HEROINES OF HUD: BERKADIA WOMEN CHARTNEW PATHS IN MULTIFAMILY FINANCING
The U.S. Department of Housing and Urban Development (HUD) provides billions in financing to support development,preservation, and reinvestment in diverse communities across the country. Berkadia is proud to play a role in thisessential work, closing $1.1 billion in HUD financing on behalf of clients in 2019. Over the past several years, Berkadia hasbeen growing its dedicated HUD team—mortgage bankers, underwriters, and closers—adding diverse talent with theexperience and expertise needed to serve clients and support HUD in its mission.
For Women’s History Month, we sat down with just a few of the outstanding female mortgage bankers on Berkadia’sHUD team—Gemma Geldmacher, Laura Saull Smith, Jennifer Shurbet Quigley, and Kathleen Cohen—to talk about theimportance of the HUD program, how they landed where they are, and why diversity is essential to the work they do.
Why is the HUD program so important?
Saull Smith: HUD has a clear mission: To create strong,sustainable, inclusive communities and quality affordablehomes for all. At Berkadia, we recognize that decent,affordable, and safe housing is vital for every singlecommunity across the country. Being able to leverageHUD programs on behalf of our clients enables us all toadvance the goal of improving our communities.
Quigley: HUD’s long-term, fully amortizing, and—formost of my more than 20-year career—low interest ratefinancing helps create value in providing more affordablehousing to our country’s rental population, particularly inthe current environment of high land and constructioncosts.
Geldmacher: HUD is a high leverage, low cost financingsource that will always be available. It’s pivotal thatwe provide that liquidity to the market, especially foraffordable deals and deals in secondary and tertiarymarkets.
What led you to work in HUD financing specifically?
Geldmacher: I didn’t choose HUD, HUD chose me. I wasworking as a Fannie Mae underwriter and was movedover to the HUD side to organize the team and makeour processes more efficient. Once I began my career inHUD, I really never left.

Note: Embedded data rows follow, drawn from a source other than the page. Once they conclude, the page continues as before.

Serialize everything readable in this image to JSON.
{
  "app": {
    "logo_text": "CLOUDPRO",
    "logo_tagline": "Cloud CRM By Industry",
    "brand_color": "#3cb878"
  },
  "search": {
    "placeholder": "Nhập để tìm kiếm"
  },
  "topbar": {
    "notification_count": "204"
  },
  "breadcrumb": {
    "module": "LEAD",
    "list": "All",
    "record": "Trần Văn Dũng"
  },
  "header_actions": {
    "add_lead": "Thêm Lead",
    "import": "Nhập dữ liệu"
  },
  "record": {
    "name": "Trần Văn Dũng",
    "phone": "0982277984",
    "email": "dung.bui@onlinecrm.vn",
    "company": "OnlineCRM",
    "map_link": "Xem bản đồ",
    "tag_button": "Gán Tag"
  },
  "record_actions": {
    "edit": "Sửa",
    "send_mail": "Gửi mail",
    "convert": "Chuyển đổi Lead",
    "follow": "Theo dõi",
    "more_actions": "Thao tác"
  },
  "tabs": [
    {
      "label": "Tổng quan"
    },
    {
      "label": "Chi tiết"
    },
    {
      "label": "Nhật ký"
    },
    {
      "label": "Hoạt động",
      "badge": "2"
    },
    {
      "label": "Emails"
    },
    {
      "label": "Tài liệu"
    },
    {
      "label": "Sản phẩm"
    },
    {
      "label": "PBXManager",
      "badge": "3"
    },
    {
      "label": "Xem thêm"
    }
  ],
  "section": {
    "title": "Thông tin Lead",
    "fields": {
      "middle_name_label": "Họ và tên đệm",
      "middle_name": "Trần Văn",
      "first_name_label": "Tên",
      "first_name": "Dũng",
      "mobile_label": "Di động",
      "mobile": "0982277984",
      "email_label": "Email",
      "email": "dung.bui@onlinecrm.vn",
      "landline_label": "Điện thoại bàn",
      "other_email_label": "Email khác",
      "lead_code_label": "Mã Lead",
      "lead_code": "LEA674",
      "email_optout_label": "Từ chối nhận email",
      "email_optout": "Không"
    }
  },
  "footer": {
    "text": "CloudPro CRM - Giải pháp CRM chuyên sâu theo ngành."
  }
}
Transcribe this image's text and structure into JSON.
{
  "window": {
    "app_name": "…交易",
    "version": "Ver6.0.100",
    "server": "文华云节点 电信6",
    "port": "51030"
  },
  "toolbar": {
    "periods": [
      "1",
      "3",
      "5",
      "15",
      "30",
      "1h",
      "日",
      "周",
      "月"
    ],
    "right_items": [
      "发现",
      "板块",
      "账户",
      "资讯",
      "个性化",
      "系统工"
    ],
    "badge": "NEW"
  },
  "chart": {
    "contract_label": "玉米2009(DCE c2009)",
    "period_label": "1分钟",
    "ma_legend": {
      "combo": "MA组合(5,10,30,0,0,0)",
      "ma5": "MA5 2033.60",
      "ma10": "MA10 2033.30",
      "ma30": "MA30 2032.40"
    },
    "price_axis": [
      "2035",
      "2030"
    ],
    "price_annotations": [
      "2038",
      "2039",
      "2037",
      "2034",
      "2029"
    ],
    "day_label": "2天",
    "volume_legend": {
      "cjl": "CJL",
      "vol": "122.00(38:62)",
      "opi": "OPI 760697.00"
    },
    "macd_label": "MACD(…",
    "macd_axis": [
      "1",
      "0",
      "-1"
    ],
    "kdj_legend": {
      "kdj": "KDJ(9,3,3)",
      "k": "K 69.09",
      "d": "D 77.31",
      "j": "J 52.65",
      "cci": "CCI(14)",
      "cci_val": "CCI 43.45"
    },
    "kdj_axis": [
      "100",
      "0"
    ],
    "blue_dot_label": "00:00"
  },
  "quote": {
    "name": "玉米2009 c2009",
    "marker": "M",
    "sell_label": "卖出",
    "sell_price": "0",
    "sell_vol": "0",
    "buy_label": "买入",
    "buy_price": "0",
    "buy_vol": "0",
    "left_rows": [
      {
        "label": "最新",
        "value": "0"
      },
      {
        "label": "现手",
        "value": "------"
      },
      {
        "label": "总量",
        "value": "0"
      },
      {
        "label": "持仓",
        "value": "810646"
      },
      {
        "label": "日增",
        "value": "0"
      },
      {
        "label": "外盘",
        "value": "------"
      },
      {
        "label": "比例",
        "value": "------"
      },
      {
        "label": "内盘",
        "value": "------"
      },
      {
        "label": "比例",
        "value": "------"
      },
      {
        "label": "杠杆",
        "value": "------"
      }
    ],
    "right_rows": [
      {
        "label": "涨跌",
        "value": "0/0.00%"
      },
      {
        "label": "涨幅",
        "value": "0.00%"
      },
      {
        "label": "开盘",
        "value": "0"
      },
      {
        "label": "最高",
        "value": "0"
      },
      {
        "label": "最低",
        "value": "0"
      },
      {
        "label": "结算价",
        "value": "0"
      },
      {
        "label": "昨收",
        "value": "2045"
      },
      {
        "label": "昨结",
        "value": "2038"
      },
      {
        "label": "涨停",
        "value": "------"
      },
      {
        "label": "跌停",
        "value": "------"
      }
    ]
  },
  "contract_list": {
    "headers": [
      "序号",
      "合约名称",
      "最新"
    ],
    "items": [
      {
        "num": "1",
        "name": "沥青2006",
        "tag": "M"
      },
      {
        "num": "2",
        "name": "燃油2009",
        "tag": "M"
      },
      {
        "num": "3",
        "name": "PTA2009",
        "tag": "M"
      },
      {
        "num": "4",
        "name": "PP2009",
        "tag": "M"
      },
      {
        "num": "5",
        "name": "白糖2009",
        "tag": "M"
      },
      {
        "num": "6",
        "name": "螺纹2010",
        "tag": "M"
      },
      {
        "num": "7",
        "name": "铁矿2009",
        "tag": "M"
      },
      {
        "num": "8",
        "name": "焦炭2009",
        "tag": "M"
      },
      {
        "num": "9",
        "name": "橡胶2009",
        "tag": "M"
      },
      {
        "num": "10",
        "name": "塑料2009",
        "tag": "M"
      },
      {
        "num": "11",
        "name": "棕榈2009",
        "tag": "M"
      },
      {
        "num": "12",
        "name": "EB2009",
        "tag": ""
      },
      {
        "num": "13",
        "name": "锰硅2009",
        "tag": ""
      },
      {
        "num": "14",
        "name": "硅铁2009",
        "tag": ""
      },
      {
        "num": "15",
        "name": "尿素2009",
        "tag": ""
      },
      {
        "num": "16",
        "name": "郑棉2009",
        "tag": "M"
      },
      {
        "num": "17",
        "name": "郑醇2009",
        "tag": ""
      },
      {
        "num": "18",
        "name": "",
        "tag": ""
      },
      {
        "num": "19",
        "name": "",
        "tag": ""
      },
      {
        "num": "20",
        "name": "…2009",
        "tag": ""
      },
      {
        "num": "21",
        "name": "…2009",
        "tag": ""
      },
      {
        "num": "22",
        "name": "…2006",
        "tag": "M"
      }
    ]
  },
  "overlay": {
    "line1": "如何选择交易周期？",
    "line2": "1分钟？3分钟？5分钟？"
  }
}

Cohen: I have always enjoyed building strongconnections with clients, and HUD affords a uniqueability to do so through the longer-term projecttimelines of our work.
Saull Smith: Serendipity. I started working for a lenderafter spending a couple of years on Capitol Hill as astaffer right out of college. I interviewed with a HUDcoinsurance lender. I ended up accepting that offerand have never looked back. This year, I’m celebrating
35-years in this field, and HUD still offers my clients thebest non-recourse, fixed-rate debt at the lowest cost inthe market.
CRE is traditionally male dominated. Why is it important,particularly for HUD financing, to encourage more diversity inthe industry?
Quigley: HUD financing options serve a diversecommunity. Having a diverse team to support our HUDclients allows for different perspectives on challengesthey’re facing, which helps us bring better ideas to thetable and offer a broader breadth of solutions.
Saull Smith: Our team’s mission is to be the premier HUDOrigination team in the industry and provide the bestservice to our clients today and as the industry evolves.Our people are our number one asset. Over the pastfew years, and in the years ahead, we’re committed tocontinuing to grow a diverse, highly experienced HUDteam that will provide the best possible service to ourclients.
Cohen: Statistically speaking, companies that have diverseboards of directors perform better on the S&P 500. So,diversity is good for business! The more we can do to getmore diverse talent into this industry, the better we’ll allbe.
Back row, left to right: Kathleen Cohen, Laura Saull Smith,Jennifer Quigley, Carolyn Whatley, Monica Newman; Front row,left to right: Amy Gay, Gemma Geldmacher, Nicole Hood